They are one and the same. In order to minimize confusion, I’ll change things to say “MySQL Camp” instead of “Unconference”. Apologies to those who were confused!
This post is more of a personal note than most on the Pythian blog, but over the holidays, I couldn’t help thinking about my turbulent last year.
In 2008, I worked at three different companies. It was about a year ago (January 15th will be a year) I was at MySQL AB’s first company-wide meeting in a few years with more than 400 of my colleagues, when all of a sudden we get the announcement: “Sun acquired MySQL for 1 billion dollars”. Many thought it was a joke, just in time to watch Jonathan Schwartz come up live on video to greet us. Talk about an intense way of starting a year! For some reason, nobody thought that toasting with a shot of vodka before 9:00am was the oddest thing to happen that morning.
Working for MySQL was, most likely, the wildest ride I will ever have. True Open Source spirit (no matter what the rest of the world says), start-up mentality, and growth equal to one order of magnitude …[Read more]
The MySQL 5.1 GA Release will be on or about Dec. 6th, 2008.
How do I know?
Sorry for the outage, everyone. We’re looking into the causes of the downtime (and sponging the sweat off our keyboards), but for now we’re happy just to be back. Stay tuned for a real blog article soon.
I confess — I have not always been an exclusive MySQL user. I have fooled around with other DBMSs. I was young, inexperienced, and I needed the money, I swear!
This comes about because I was doing some electronic de-crufting….From a file last modified on 10:50 am on 2005-06-30:
> more addcatalog.sh #!/bin/sh db2 catalog tcpip node $1 remote $2 server 50000 db2 terminate db2 catalog database sample as $2 at node $1 db2 terminate # [db2inst1@midgard db2inst1]$ db2sql92 -a db2inst3/password -d coworkername
And from the same time-frame there’s also:
So, we have all heard that Billy Joel played a concert at Oracle’s OpenWorld in 2007.
(4:02:46 PM) don: ha @ Billy Joel at OOW
(4:03:38 PM) dave: “We didn’t fire the startup…”
(4:07:53 PM) don: “we didn’t start the backup”?
(4:12:53 PM) dave: “Don’t go changin’ . . . your slave and master”
(4:20:19 PM) ***sheeri shoots Dave
(4:20:49 PM) sheeri: “I don’t want clever replication, we never could have come this far”
(4:24:05 PM) sheeri: “And the server sounds like an aero-plane, and replication chugs along as it must…and the inserts go on, replication corrupts, and I say “Man, now I’m workin’ all night!”
(4:24:29 PM) dave: “I said ‘ls -u’ . . . …[Read more]
Tonight I am catching up on older e-mails — here’s another question that came to me about 2 weeks ago from a user group member that I never had time to research and answer.

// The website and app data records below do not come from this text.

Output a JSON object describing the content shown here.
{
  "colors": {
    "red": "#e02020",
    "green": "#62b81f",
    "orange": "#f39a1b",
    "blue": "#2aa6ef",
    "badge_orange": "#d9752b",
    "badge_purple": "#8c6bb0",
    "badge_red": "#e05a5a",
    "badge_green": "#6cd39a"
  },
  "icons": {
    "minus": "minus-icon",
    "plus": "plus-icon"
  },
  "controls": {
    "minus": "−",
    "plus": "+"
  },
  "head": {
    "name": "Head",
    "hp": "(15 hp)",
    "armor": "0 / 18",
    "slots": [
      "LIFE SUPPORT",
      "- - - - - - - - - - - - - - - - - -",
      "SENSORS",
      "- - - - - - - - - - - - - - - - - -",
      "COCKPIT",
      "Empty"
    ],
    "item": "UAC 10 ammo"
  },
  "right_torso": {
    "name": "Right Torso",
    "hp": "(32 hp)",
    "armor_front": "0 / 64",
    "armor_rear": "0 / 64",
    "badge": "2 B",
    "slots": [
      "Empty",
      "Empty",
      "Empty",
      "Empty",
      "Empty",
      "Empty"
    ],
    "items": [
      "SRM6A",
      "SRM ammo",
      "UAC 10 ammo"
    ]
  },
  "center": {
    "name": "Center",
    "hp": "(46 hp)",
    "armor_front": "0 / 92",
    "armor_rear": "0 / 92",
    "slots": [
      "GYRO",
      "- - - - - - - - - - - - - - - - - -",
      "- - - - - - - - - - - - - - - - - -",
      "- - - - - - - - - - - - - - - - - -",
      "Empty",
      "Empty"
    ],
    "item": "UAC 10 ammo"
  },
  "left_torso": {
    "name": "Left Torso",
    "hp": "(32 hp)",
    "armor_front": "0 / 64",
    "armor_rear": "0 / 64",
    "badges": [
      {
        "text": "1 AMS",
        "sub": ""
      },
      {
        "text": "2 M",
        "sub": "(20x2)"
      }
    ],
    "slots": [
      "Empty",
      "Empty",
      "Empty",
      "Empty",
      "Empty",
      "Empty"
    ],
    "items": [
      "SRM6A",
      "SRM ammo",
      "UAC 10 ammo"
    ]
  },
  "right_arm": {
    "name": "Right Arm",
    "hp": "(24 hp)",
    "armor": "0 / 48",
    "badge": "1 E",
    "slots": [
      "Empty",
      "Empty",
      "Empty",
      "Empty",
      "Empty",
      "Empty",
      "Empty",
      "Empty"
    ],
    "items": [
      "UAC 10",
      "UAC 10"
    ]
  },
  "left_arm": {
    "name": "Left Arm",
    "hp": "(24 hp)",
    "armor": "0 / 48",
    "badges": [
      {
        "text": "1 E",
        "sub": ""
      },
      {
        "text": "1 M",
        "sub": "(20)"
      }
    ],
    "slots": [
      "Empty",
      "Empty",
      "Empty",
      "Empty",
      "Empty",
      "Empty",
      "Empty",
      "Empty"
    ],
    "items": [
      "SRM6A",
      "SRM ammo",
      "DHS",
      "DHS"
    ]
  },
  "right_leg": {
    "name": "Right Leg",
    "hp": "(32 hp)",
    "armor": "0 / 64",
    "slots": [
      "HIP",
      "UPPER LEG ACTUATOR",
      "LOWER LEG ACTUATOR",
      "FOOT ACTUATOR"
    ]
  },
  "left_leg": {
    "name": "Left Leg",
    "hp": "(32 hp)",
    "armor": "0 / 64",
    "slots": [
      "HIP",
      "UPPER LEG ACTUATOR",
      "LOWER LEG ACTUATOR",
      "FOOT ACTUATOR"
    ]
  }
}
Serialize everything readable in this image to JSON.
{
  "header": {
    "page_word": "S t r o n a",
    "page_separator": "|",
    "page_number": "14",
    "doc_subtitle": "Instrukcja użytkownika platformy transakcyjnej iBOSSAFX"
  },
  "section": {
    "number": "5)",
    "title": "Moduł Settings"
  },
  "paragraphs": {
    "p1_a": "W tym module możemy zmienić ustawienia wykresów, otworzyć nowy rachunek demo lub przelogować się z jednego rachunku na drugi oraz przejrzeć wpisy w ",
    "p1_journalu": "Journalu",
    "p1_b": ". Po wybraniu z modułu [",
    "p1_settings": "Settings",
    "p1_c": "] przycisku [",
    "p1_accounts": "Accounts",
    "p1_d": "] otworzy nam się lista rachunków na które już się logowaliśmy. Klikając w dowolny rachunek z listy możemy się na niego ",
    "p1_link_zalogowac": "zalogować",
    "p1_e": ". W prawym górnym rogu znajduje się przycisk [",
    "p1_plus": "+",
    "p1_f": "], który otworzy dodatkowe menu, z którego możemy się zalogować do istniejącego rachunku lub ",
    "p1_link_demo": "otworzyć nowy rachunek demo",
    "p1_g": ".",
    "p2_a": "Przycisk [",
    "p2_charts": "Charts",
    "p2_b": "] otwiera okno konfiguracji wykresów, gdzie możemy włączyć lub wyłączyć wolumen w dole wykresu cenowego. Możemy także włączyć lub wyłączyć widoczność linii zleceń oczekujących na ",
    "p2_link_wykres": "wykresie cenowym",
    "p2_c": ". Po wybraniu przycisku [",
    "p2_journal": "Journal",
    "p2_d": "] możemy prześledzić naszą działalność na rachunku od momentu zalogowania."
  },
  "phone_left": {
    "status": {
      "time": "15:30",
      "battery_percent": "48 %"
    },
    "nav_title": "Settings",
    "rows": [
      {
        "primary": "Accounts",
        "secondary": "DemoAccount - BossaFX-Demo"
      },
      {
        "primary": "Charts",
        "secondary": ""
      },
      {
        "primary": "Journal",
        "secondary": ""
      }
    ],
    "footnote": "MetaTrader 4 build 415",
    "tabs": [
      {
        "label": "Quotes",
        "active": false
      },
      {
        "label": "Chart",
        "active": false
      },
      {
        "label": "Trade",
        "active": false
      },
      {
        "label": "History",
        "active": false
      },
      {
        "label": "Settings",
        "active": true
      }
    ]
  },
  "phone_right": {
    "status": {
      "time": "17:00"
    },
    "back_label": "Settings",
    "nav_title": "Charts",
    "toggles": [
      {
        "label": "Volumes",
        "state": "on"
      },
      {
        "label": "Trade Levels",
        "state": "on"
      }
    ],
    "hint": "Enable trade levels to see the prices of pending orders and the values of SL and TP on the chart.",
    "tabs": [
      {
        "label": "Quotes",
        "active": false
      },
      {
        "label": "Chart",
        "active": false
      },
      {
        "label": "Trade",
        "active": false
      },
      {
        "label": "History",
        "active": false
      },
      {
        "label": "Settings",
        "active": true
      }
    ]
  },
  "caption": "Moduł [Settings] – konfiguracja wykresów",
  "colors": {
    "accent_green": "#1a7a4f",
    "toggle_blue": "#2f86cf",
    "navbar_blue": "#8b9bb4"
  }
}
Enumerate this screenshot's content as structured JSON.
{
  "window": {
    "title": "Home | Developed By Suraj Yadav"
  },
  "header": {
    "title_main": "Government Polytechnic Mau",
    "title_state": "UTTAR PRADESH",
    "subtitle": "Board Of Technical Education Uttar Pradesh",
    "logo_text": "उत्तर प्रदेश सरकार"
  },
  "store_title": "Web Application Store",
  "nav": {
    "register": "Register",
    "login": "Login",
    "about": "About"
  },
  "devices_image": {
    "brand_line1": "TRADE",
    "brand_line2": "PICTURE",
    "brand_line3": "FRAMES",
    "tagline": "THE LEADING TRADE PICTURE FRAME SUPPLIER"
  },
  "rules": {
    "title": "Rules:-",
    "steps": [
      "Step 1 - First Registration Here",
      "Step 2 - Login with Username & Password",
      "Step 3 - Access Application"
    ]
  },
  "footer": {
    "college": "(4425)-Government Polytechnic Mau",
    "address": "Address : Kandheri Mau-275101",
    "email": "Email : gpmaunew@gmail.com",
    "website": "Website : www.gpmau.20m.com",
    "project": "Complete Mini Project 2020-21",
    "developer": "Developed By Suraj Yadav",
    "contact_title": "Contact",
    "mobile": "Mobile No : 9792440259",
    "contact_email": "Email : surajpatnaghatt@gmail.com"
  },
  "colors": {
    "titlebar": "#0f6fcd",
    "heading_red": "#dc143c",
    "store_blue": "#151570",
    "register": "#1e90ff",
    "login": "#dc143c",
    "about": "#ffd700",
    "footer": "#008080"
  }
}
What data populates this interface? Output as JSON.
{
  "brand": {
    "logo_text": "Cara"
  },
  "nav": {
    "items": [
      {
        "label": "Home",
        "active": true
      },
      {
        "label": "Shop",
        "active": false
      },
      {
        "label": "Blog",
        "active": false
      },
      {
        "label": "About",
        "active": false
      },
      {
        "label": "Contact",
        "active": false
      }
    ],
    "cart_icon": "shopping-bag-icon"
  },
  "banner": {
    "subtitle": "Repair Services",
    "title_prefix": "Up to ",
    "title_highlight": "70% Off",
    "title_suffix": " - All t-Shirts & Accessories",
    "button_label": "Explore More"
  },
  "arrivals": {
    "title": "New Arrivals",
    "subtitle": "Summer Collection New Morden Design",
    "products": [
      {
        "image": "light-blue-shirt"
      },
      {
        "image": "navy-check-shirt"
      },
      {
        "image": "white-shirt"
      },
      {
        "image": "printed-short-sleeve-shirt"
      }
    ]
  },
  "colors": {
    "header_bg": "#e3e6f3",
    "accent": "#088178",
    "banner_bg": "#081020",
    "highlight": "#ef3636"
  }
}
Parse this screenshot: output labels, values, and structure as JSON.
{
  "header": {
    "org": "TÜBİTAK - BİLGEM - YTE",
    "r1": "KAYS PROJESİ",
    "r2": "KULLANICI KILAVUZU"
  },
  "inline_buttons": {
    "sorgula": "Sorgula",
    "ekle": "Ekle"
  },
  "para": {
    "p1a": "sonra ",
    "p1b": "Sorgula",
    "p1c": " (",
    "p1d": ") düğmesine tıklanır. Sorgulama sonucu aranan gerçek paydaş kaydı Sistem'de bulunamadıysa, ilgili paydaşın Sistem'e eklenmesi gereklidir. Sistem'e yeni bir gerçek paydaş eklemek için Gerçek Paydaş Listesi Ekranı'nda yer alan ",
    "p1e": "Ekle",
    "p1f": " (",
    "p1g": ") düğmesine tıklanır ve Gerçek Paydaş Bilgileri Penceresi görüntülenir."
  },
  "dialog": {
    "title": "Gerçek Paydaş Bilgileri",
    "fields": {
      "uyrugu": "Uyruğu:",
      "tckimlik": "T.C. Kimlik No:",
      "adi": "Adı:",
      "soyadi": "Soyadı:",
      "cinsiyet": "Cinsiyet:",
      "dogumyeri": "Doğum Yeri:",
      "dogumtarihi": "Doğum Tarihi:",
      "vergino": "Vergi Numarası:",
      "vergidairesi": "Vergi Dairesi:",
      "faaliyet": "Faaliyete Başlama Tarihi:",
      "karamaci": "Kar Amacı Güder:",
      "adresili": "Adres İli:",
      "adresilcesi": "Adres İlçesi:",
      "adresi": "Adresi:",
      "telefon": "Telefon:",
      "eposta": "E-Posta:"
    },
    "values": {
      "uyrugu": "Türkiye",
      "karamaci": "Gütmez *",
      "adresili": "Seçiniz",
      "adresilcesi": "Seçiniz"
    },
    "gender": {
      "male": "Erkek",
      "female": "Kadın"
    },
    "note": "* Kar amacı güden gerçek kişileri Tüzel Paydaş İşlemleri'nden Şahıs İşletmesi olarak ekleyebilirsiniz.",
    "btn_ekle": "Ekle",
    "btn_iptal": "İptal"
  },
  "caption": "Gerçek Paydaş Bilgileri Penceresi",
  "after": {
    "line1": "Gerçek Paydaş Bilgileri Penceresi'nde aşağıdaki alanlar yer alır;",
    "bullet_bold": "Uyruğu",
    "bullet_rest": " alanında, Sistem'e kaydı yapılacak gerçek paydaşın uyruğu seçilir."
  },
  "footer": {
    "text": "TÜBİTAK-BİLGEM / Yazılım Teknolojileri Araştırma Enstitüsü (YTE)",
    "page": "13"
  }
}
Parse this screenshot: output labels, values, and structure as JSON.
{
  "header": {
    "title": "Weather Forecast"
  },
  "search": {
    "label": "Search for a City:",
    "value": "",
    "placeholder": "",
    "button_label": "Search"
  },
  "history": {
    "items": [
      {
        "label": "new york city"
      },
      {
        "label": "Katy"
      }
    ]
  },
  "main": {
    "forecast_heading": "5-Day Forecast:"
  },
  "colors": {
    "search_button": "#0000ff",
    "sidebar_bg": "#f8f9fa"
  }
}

I have directed the original author to this post so questions you pose in the comments can be answered.
Do you know anything about indexed file systems? I’m looking for a ‘nearline’ storage solution to help with data archiving.
We have a system which at it’s peak will be accepting 15 million short records / day. In order to keep the Web front end moving nicely, we want to drop data after about 3 weeks and shift it into a higher latency, higher capacity storage system. Indexed file systems seemed like a perfect solution for this. Ideally it would have a good front end to allow execution of arbitrary queries in some language (SQL would be nice).
The only thing I’ve been able to locate is an MS product called “Microsoft Index Server” and …[Read more]
I was asked this question in an e-mail — feel free to ask your questions in the comments, as I will point the original author to this post to answer those questions. There is not a lot of data here, so instead of me asking questions in an e-mail I figured I would open it up to the (MySQL) world. Without further ado, here’s the question:
Basically when we open more than one connection- we’re opening 5, and we do processing in mysql (innodb tables) the server cpu and memory max out and the processing grinds to a halt. One connection at a time is able to run well- even with lots of data. But once we try to process data under 5 concurrent connections, mysql gets bogged down to the point where it’s barely usable.
I’ve researched this and found a number of opinions, including whether this is just poor performance due to where the we are in the 5.1 life cycle (i.e. energies have gone into fixing big bugs not …[Read more]
Well, in the “notes from the front line” part of this post…. I have been a MySQL DBA at The Pythian Group for three months (and 2 days) now. At most companies that is the probationary period, and I am still here, so that is a good sign….. So, after three months, how do I like [...]